● **TASK GOAL**
Copy out the whole listing below exactly.
★ ★ ★ ★
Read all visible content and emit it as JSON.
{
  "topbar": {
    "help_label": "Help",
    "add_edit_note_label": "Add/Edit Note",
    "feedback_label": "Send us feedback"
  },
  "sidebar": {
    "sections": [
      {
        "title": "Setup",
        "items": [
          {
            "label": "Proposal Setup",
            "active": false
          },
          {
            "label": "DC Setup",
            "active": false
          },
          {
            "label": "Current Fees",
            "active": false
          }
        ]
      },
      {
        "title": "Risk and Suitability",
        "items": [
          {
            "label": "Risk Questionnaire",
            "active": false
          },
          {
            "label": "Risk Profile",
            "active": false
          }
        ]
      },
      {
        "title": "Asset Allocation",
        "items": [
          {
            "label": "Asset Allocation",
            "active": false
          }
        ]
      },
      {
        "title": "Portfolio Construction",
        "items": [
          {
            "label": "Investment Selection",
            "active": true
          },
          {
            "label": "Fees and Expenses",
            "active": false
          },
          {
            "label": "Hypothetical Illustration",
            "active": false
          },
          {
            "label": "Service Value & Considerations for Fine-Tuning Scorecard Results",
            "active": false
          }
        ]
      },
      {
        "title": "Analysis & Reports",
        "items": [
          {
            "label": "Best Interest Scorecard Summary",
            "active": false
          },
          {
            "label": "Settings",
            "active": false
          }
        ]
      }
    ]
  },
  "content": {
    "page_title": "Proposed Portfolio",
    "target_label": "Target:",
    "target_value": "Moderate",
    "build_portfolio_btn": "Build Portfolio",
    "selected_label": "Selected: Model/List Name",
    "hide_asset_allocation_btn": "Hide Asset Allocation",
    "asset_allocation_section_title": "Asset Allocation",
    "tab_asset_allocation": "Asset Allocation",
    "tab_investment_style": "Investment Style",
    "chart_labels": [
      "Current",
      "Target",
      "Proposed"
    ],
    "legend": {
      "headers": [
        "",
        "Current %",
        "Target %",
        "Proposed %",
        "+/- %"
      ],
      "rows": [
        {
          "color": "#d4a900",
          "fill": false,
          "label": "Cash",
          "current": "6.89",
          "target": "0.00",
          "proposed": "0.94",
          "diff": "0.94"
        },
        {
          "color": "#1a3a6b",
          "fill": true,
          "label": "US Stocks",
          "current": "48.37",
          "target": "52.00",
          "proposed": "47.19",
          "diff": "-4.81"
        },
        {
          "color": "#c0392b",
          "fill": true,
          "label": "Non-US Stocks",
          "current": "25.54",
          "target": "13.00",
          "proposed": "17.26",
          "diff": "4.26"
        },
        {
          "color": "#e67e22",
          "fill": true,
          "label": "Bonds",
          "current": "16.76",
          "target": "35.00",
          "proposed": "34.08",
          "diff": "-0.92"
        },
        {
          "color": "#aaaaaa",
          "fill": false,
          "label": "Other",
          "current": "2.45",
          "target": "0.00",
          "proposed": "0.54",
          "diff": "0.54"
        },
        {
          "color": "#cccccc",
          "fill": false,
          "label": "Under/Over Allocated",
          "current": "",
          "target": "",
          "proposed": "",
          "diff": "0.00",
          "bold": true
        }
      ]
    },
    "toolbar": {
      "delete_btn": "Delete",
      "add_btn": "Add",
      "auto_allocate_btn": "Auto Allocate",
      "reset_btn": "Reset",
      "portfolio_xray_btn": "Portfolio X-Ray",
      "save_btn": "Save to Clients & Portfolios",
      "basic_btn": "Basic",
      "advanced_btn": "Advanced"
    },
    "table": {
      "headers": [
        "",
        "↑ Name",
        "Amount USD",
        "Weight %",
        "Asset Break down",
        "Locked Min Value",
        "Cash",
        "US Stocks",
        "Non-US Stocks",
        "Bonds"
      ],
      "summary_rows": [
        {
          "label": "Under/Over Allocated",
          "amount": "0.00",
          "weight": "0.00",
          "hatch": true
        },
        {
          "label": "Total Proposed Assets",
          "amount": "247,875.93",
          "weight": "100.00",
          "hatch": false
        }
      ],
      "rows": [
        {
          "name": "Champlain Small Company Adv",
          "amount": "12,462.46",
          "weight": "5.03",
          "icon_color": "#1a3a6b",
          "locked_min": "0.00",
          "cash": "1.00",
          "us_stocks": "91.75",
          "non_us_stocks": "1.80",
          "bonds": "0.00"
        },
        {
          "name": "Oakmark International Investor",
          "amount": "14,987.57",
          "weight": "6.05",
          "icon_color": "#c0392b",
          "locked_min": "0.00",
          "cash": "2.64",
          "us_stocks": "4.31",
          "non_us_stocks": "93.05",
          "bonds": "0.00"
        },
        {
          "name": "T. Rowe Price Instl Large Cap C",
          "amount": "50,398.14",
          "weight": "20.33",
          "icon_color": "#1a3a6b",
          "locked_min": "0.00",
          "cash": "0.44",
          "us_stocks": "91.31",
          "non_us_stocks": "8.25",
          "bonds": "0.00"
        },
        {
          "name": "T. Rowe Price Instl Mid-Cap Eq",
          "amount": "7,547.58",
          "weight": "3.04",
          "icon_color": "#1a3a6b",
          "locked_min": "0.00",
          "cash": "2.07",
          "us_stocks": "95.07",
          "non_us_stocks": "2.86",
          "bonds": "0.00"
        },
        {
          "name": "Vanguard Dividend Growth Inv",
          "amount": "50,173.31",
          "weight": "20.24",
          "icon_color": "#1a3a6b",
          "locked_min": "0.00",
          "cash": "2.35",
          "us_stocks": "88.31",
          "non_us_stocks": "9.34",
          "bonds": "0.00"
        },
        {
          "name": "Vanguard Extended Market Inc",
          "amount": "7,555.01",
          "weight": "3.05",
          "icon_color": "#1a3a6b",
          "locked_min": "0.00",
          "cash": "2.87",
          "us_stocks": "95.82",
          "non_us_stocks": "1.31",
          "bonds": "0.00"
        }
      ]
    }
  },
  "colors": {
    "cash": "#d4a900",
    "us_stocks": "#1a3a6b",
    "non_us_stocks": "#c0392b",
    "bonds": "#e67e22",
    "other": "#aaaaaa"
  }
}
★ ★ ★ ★
● **YOUR SOLUTION**
Read all visible content and emit it as JSON.
{
  "topbar": {
    "help_label": "Help",
    "add_edit_note_label": "Add/Edit Note",
    "feedback_label": "Send us feedback"
  },
  "sidebar": {
    "sections": [
      {
        "title": "Setup",
        "items": [
          {
            "label": "Proposal Setup",
            "active": false
          },
          {
            "label": "DC Setup",
            "active": false
          },
          {
            "label": "Current Fees",
            "active": false
          }
        ]
      },
      {
        "title": "Risk and Suitability",
        "items": [
          {
            "label": "Risk Questionnaire",
            "active": false
          },
          {
            "label": "Risk Profile",
            "active": false
          }
        ]
      },
      {
        "title": "Asset Allocation",
        "items": [
          {
            "label": "Asset Allocation",
            "active": false
          }
        ]
      },
      {
        "title": "Portfolio Construction",
        "items": [
          {
            "label": "Investment Selection",
            "active": true
          },
          {
            "label": "Fees and Expenses",
            "active": false
          },
          {
            "label": "Hypothetical Illustration",
            "active": false
          },
          {
            "label": "Service Value & Considerations for Fine-Tuning Scorecard Results",
            "active": false
          }
        ]
      },
      {
        "title": "Analysis & Reports",
        "items": [
          {
            "label": "Best Interest Scorecard Summary",
            "active": false
          },
          {
            "label": "Settings",
            "active": false
          }
        ]
      }
    ]
  },
  "content": {
    "page_title": "Proposed Portfolio",
    "target_label": "Target:",
    "target_value": "Moderate",
    "build_portfolio_btn": "Build Portfolio",
    "selected_label": "Selected: Model/List Name",
    "hide_asset_allocation_btn": "Hide Asset Allocation",
    "asset_allocation_section_title": "Asset Allocation",
    "tab_asset_allocation": "Asset Allocation",
    "tab_investment_style": "Investment Style",
    "chart_labels": [
      "Current",
      "Target",
      "Proposed"
    ],
    "legend": {
      "headers": [
        "",
        "Current %",
        "Target %",
        "Proposed %",
        "+/- %"
      ],
      "rows": [
        {
          "color": "#d4a900",
          "fill": false,
          "label": "Cash",
          "current": "6.89",
          "target": "0.00",
          "proposed": "0.94",
          "diff": "0.94"
        },
        {
          "color": "#1a3a6b",
          "fill": true,
          "label": "US Stocks",
          "current": "48.37",
          "target": "52.00",
          "proposed": "47.19",
          "diff": "-4.81"
        },
        {
          "color": "#c0392b",
          "fill": true,
          "label": "Non-US Stocks",
          "current": "25.54",
          "target": "13.00",
          "proposed": "17.26",
          "diff": "4.26"
        },
        {
          "color": "#e67e22",
          "fill": true,
          "label": "Bonds",
          "current": "16.76",
          "target": "35.00",
          "proposed": "34.08",
          "diff": "-0.92"
        },
        {
          "color": "#aaaaaa",
          "fill": false,
          "label": "Other",
          "current": "2.45",
          "target": "0.00",
          "proposed": "0.54",
          "diff": "0.54"
        },
        {
          "color": "#cccccc",
          "fill": false,
          "label": "Under/Over Allocated",
          "current": "",
          "target": "",
          "proposed": "",
          "diff": "0.00",
          "bold": true
        }
      ]
    },
    "toolbar": {
      "delete_btn": "Delete",
      "add_btn": "Add",
      "auto_allocate_btn": "Auto Allocate",
      "reset_btn": "Reset",
      "portfolio_xray_btn": "Portfolio X-Ray",
      "save_btn": "Save to Clients & Portfolios",
      "basic_btn": "Basic",
      "advanced_btn": "Advanced"
    },
    "table": {
      "headers": [
        "",
        "↑ Name",
        "Amount USD",
        "Weight %",
        "Asset Break down",
        "Locked Min Value",
        "Cash",
        "US Stocks",
        "Non-US Stocks",
        "Bonds"
      ],
      "summary_rows": [
        {
          "label": "Under/Over Allocated",
          "amount": "0.00",
          "weight": "0.00",
          "hatch": true
        },
        {
          "label": "Total Proposed Assets",
          "amount": "247,875.93",
          "weight": "100.00",
          "hatch": false
        }
      ],
      "rows": [
        {
          "name": "Champlain Small Company Adv",
          "amount": "12,462.46",
          "weight": "5.03",
          "icon_color": "#1a3a6b",
          "locked_min": "0.00",
          "cash": "1.00",
          "us_stocks": "91.75",
          "non_us_stocks": "1.80",
          "bonds": "0.00"
        },
        {
          "name": "Oakmark International Investor",
          "amount": "14,987.57",
          "weight": "6.05",
          "icon_color": "#c0392b",
          "locked_min": "0.00",
          "cash": "2.64",
          "us_stocks": "4.31",
          "non_us_stocks": "93.05",
          "bonds": "0.00"
        },
        {
          "name": "T. Rowe Price Instl Large Cap C",
          "amount": "50,398.14",
          "weight": "20.33",
          "icon_color": "#1a3a6b",
          "locked_min": "0.00",
          "cash": "0.44",
          "us_stocks": "91.31",
          "non_us_stocks": "8.25",
          "bonds": "0.00"
        },
        {
          "name": "T. Rowe Price Instl Mid-Cap Eq",
          "amount": "7,547.58",
          "weight": "3.04",
          "icon_color": "#1a3a6b",
          "locked_min": "0.00",
          "cash": "2.07",
          "us_stocks": "95.07",
          "non_us_stocks": "2.86",
          "bonds": "0.00"
        },
        {
          "name": "Vanguard Dividend Growth Inv",
          "amount": "50,173.31",
          "weight": "20.24",
          "icon_color": "#1a3a6b",
          "locked_min": "0.00",
          "cash": "2.35",
          "us_stocks": "88.31",
          "non_us_stocks": "9.34",
          "bonds": "0.00"
        },
        {
          "name": "Vanguard Extended Market Inc",
          "amount": "7,555.01",
          "weight": "3.05",
          "icon_color": "#1a3a6b",
          "locked_min": "0.00",
          "cash": "2.87",
          "us_stocks": "95.82",
          "non_us_stocks": "1.31",
          "bonds": "0.00"
        }
      ]
    }
  },
  "colors": {
    "cash": "#d4a900",
    "us_stocks": "#1a3a6b",
    "non_us_stocks": "#c0392b",
    "bonds": "#e67e22",
    "other": "#aaaaaa"
  }
}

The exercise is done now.